Many Christians see suffering as:
- God's punishment of sinful people.
- God’s punishment of the world as a whole.
- The a way a loving God tests the faith and fortitude of believers.
- Evidence of the unknowable will of a God who "works in mysterious ways" toward an ultimate good.
Will it last? The large, corrupt organizations and hypocrisy in high places may bring Christianity to a halt in centuries to come. It may not be rational enough for the modern, sophisticated thinker to trust that a punishing old man in the sky is manipulating everything for some end result that only He knows. For it to last, Christianity must undergo some radical changes and be more relatable to the educated people of the planet.

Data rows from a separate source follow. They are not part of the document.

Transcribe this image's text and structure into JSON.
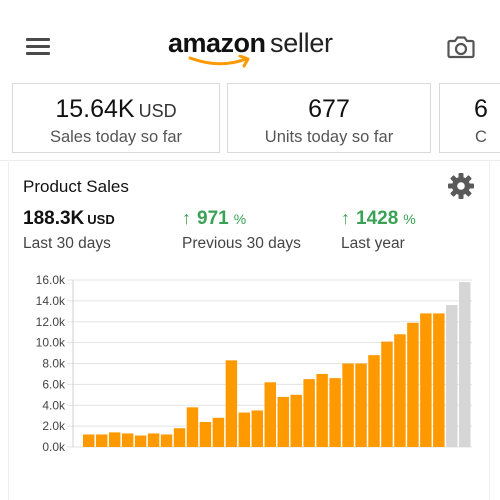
{
  "header": {
    "logo_word_1": "amazon",
    "logo_word_2": "seller",
    "menu_icon": "hamburger-menu-icon",
    "camera_icon": "camera-icon"
  },
  "cards": [
    {
      "value": "15.64K",
      "unit": "USD",
      "label": "Sales today so far"
    },
    {
      "value": "677",
      "unit": "",
      "label": "Units today so far"
    },
    {
      "value": "6",
      "unit": "",
      "label": "C"
    }
  ],
  "panel": {
    "title": "Product Sales",
    "gear_icon": "gear-icon",
    "stats": [
      {
        "value": "188.3K",
        "unit": "USD",
        "label": "Last 30 days"
      },
      {
        "arrow": "↑",
        "value": "971",
        "pct": "%",
        "label": "Previous 30 days"
      },
      {
        "arrow": "↑",
        "value": "1428",
        "pct": "%",
        "label": "Last year"
      }
    ]
  },
  "colors": {
    "bar": "#ff9900",
    "bar_projected": "#d6d6d6",
    "positive": "#3aa255",
    "grid": "#e3e3e3"
  },
  "chart_data": {
    "type": "bar",
    "title": "",
    "xlabel": "",
    "ylabel": "",
    "ylim": [
      0,
      16000
    ],
    "yticks": [
      "0.0k",
      "2.0k",
      "4.0k",
      "6.0k",
      "8.0k",
      "10.0k",
      "12.0k",
      "14.0k",
      "16.0k"
    ],
    "ytick_values": [
      0,
      2000,
      4000,
      6000,
      8000,
      10000,
      12000,
      14000,
      16000
    ],
    "grid": true,
    "values": [
      1200,
      1200,
      1400,
      1300,
      1100,
      1300,
      1200,
      1800,
      3800,
      2400,
      2800,
      8300,
      3300,
      3500,
      6200,
      4800,
      5000,
      6500,
      7000,
      6600,
      8000,
      8000,
      8800,
      10100,
      10800,
      11900,
      12800,
      12800,
      13600,
      15800
    ],
    "projected": [
      false,
      false,
      false,
      false,
      false,
      false,
      false,
      false,
      false,
      false,
      false,
      false,
      false,
      false,
      false,
      false,
      false,
      false,
      false,
      false,
      false,
      false,
      false,
      false,
      false,
      false,
      false,
      false,
      true,
      true
    ]
  }
}
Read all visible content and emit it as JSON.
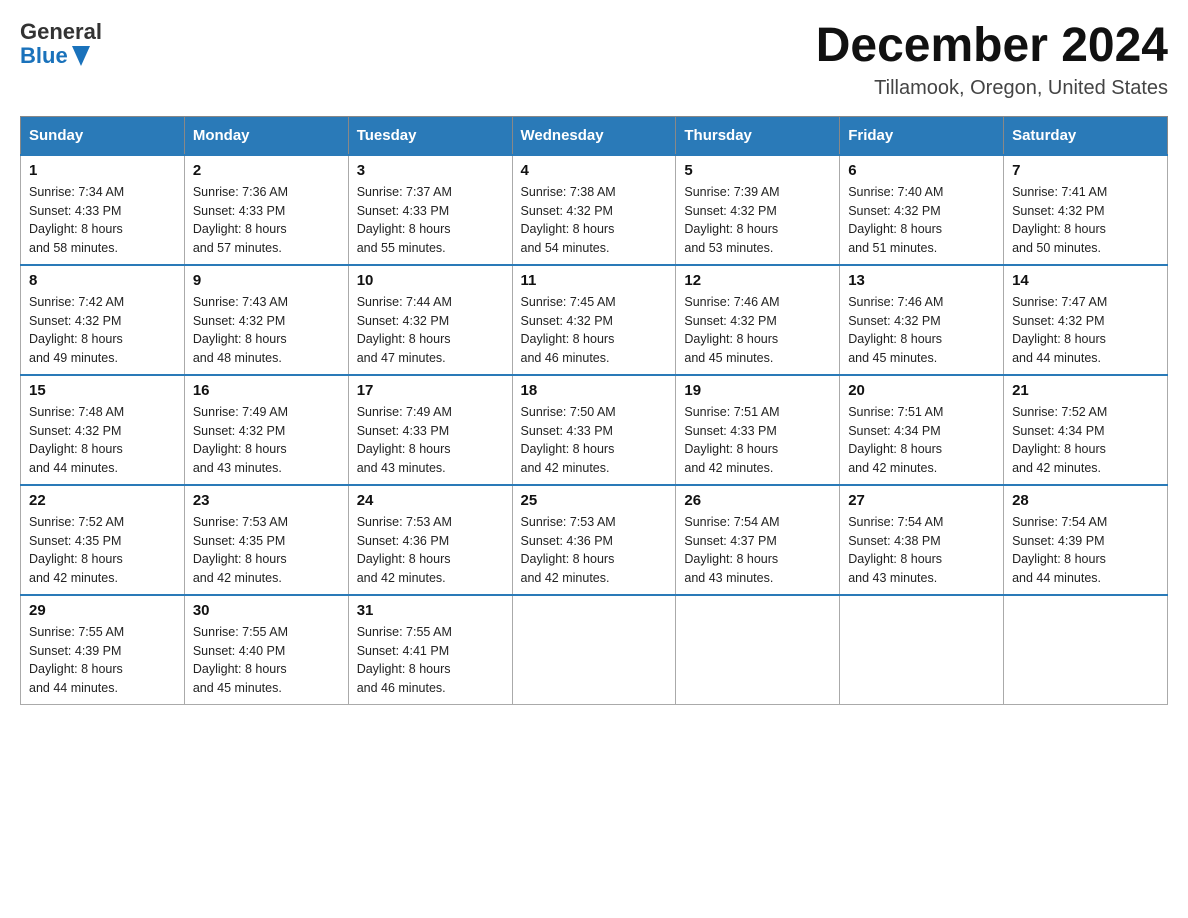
{
  "header": {
    "logo": {
      "general": "General",
      "blue": "Blue"
    },
    "title": "December 2024",
    "location": "Tillamook, Oregon, United States"
  },
  "days_header": [
    "Sunday",
    "Monday",
    "Tuesday",
    "Wednesday",
    "Thursday",
    "Friday",
    "Saturday"
  ],
  "weeks": [
    [
      {
        "day": "1",
        "sunrise": "7:34 AM",
        "sunset": "4:33 PM",
        "daylight": "8 hours and 58 minutes."
      },
      {
        "day": "2",
        "sunrise": "7:36 AM",
        "sunset": "4:33 PM",
        "daylight": "8 hours and 57 minutes."
      },
      {
        "day": "3",
        "sunrise": "7:37 AM",
        "sunset": "4:33 PM",
        "daylight": "8 hours and 55 minutes."
      },
      {
        "day": "4",
        "sunrise": "7:38 AM",
        "sunset": "4:32 PM",
        "daylight": "8 hours and 54 minutes."
      },
      {
        "day": "5",
        "sunrise": "7:39 AM",
        "sunset": "4:32 PM",
        "daylight": "8 hours and 53 minutes."
      },
      {
        "day": "6",
        "sunrise": "7:40 AM",
        "sunset": "4:32 PM",
        "daylight": "8 hours and 51 minutes."
      },
      {
        "day": "7",
        "sunrise": "7:41 AM",
        "sunset": "4:32 PM",
        "daylight": "8 hours and 50 minutes."
      }
    ],
    [
      {
        "day": "8",
        "sunrise": "7:42 AM",
        "sunset": "4:32 PM",
        "daylight": "8 hours and 49 minutes."
      },
      {
        "day": "9",
        "sunrise": "7:43 AM",
        "sunset": "4:32 PM",
        "daylight": "8 hours and 48 minutes."
      },
      {
        "day": "10",
        "sunrise": "7:44 AM",
        "sunset": "4:32 PM",
        "daylight": "8 hours and 47 minutes."
      },
      {
        "day": "11",
        "sunrise": "7:45 AM",
        "sunset": "4:32 PM",
        "daylight": "8 hours and 46 minutes."
      },
      {
        "day": "12",
        "sunrise": "7:46 AM",
        "sunset": "4:32 PM",
        "daylight": "8 hours and 45 minutes."
      },
      {
        "day": "13",
        "sunrise": "7:46 AM",
        "sunset": "4:32 PM",
        "daylight": "8 hours and 45 minutes."
      },
      {
        "day": "14",
        "sunrise": "7:47 AM",
        "sunset": "4:32 PM",
        "daylight": "8 hours and 44 minutes."
      }
    ],
    [
      {
        "day": "15",
        "sunrise": "7:48 AM",
        "sunset": "4:32 PM",
        "daylight": "8 hours and 44 minutes."
      },
      {
        "day": "16",
        "sunrise": "7:49 AM",
        "sunset": "4:32 PM",
        "daylight": "8 hours and 43 minutes."
      },
      {
        "day": "17",
        "sunrise": "7:49 AM",
        "sunset": "4:33 PM",
        "daylight": "8 hours and 43 minutes."
      },
      {
        "day": "18",
        "sunrise": "7:50 AM",
        "sunset": "4:33 PM",
        "daylight": "8 hours and 42 minutes."
      },
      {
        "day": "19",
        "sunrise": "7:51 AM",
        "sunset": "4:33 PM",
        "daylight": "8 hours and 42 minutes."
      },
      {
        "day": "20",
        "sunrise": "7:51 AM",
        "sunset": "4:34 PM",
        "daylight": "8 hours and 42 minutes."
      },
      {
        "day": "21",
        "sunrise": "7:52 AM",
        "sunset": "4:34 PM",
        "daylight": "8 hours and 42 minutes."
      }
    ],
    [
      {
        "day": "22",
        "sunrise": "7:52 AM",
        "sunset": "4:35 PM",
        "daylight": "8 hours and 42 minutes."
      },
      {
        "day": "23",
        "sunrise": "7:53 AM",
        "sunset": "4:35 PM",
        "daylight": "8 hours and 42 minutes."
      },
      {
        "day": "24",
        "sunrise": "7:53 AM",
        "sunset": "4:36 PM",
        "daylight": "8 hours and 42 minutes."
      },
      {
        "day": "25",
        "sunrise": "7:53 AM",
        "sunset": "4:36 PM",
        "daylight": "8 hours and 42 minutes."
      },
      {
        "day": "26",
        "sunrise": "7:54 AM",
        "sunset": "4:37 PM",
        "daylight": "8 hours and 43 minutes."
      },
      {
        "day": "27",
        "sunrise": "7:54 AM",
        "sunset": "4:38 PM",
        "daylight": "8 hours and 43 minutes."
      },
      {
        "day": "28",
        "sunrise": "7:54 AM",
        "sunset": "4:39 PM",
        "daylight": "8 hours and 44 minutes."
      }
    ],
    [
      {
        "day": "29",
        "sunrise": "7:55 AM",
        "sunset": "4:39 PM",
        "daylight": "8 hours and 44 minutes."
      },
      {
        "day": "30",
        "sunrise": "7:55 AM",
        "sunset": "4:40 PM",
        "daylight": "8 hours and 45 minutes."
      },
      {
        "day": "31",
        "sunrise": "7:55 AM",
        "sunset": "4:41 PM",
        "daylight": "8 hours and 46 minutes."
      },
      null,
      null,
      null,
      null
    ]
  ],
  "labels": {
    "sunrise": "Sunrise:",
    "sunset": "Sunset:",
    "daylight": "Daylight:"
  }
}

Islam: The word "Islam" means "submission." Many Muslims believe that:
- Enduring pain or loss is a way of submitting to the will of Allah.
- Some suffering is Satan's doing or is the work of his cohorts in the spirit world (the "jinn") and is allowed by Allah as a test of humility and faith.
- Suffering and adversity strengthen one's faith, as pain often leads to repentance and prayer and good deeds.
Will it last? As in Christianity and Judaism, Allah also is paternalistic and male. This approach may not be compatible with female empowerment that is sweeping the globe today. Modern, sophisticated thinkers may see the wisdom in submitting to what comes their way as a means to achieve inner and outer peace. But they may decide to leave Allah out of the equation, seeing the process in terms of Universal Principle instead. Culturally too, Islam like Judaism, has given structure to people’s lives and may endure just because of the comfort factor in retaining the “old ways” and devotional practices.
Suffering is punishment for cruelties committed in this lifetime or past lives. Even an innocent person who has not eradicated bad karma from past lives through charitable deeds may feel the pain of the karma of past misdeeds. Suffering is placed in the broader context of a cosmic cycle of birth, life, destruction and rebirth. Victims will be reincarnated and have the chance to be happier in their next life.
Will it last? Because the responsibility rests on the individual and his or her choice of action, we don’t have a God who is sending capricious punishment for reasons beyond our understanding. We also don’t have just one God. There are lots of them, some of them embodying destruction and even evil. But still, we have the reason for our suffering right now and it has to do with what we did and how we behaved. The form that Hinduism takes today, with its myriad colorful gods and goddesses may not endure but the idea of our basic responsibility for our own suffering is compatible with modern rational approaches to the reasons behind why things are the way they are.